Tripwire isn’t the only way that WebEx could have caught the employee infraction. A unified logging system with alert management would have caught the unauthorized log-in to the server in question. The creation of the file itself could have been caught with the use of C2-level audit logs. (The phrase “C2” comes from the U.S. government’s “Orange Book” that defines requirements for different kinds of secure operating systems.) But each of these approaches has problems. A unified log system tends to generate a lot of false positives, since many log-ins are inconsequential. C2 logging, on the other hand, generates a tremendous amount of information and can put a significant drain on system resources.

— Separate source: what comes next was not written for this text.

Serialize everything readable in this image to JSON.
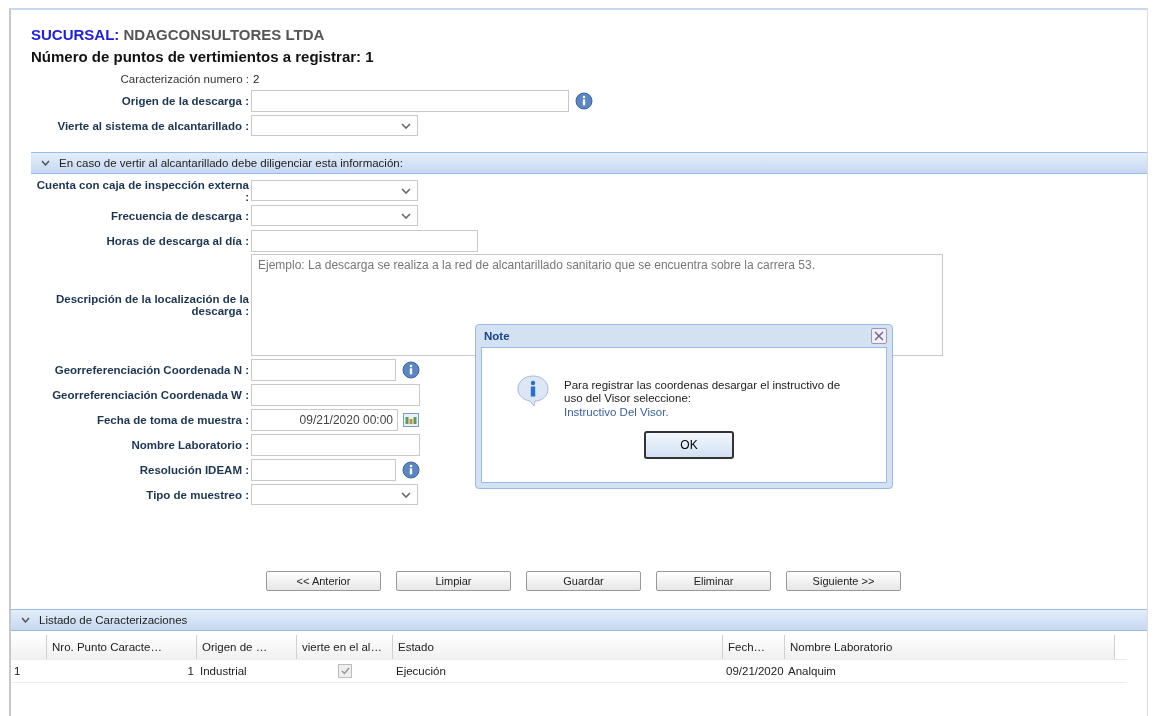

Barak Engel, CSO at InStorecard, says his startup uses Tripwire to comply with Visa’s Cardholder Information Security Program (CISP). The program, launched by Visa in June 2001, mandates security standards for merchants and service providers.

“We needed to have a data integrity solution as part of our Visa CISP,” Engel says. He has Tripwire configured to watch, “critical operating system portions and our product directories—things that could actually affect or be affected by any kind of malicious adversary” of the company’s Microsoft-based servers. Tripwire automatically e-mails regular reports and notifications whether or not it has detected unauthorized changes.

Unfortunately, there are certain attacks that can be very hard for Tripwire to detect. If an attacker breaks into a computer and is able to modify the operating system’s kernel, the system can be programmed to fool Tripwire into thinking that files haven’t been modified when in fact they have. This kind of attack, commonly built into programs, is called “root kits.”

In one version of this attack, the attacker makes a copy of each program that he or she wants to modify. The operating system is then modified so that when the computer tries to read the contents of a program, it reads from the original. But when it tries to execute a program, it executes the version that’s been modified. In another variant of this attack, the bad guy modifies the Tripwire program itself so that the program stops looking at the files that have been compromised.

Both of these attacks can be easily subverted by booting the affected computer from a CD-ROM. If you run with an operating system that’s known to be good and a fresh copy of Tripwire, you can rapidly determine where the modifications have been made.

Of course, another alternative is to simply evacuate the data that you care about, blast off and nuke from orbit.